*** Opening of THE INPUT ***
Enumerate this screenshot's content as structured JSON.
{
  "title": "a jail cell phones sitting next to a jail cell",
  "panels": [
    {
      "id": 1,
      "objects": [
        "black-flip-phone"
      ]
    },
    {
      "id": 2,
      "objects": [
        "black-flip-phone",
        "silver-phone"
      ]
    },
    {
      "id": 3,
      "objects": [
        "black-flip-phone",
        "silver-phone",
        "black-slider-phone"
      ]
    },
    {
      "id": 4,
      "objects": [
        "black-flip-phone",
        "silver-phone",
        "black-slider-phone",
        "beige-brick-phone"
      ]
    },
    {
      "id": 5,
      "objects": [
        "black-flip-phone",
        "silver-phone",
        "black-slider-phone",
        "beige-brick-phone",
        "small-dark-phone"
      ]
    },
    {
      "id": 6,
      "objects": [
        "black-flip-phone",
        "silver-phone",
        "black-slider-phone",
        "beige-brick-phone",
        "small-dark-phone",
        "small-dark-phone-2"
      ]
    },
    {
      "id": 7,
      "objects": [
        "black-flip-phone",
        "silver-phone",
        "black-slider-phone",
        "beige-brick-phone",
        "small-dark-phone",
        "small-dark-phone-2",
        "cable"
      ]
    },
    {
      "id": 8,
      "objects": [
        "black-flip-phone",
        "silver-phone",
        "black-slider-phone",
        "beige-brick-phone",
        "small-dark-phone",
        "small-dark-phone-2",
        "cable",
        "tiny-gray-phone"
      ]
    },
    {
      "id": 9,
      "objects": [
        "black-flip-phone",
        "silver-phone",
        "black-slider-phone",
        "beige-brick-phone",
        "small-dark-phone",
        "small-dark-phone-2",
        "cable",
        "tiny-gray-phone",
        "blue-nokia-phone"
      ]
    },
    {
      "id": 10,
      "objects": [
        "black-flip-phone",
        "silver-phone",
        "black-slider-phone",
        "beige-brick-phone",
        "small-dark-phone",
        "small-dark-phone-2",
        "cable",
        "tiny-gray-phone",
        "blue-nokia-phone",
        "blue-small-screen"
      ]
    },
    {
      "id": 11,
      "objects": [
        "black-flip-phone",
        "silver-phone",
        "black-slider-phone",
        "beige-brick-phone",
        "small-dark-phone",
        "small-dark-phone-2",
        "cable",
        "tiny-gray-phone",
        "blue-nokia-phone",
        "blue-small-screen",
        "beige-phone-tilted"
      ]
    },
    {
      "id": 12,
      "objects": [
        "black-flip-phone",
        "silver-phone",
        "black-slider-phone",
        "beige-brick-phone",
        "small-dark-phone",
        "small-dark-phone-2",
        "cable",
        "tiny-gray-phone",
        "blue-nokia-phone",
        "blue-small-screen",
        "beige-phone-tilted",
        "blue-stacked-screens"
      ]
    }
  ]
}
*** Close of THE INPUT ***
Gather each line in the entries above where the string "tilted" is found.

        "beige-phone-tilted"
        "beige-phone-tilted",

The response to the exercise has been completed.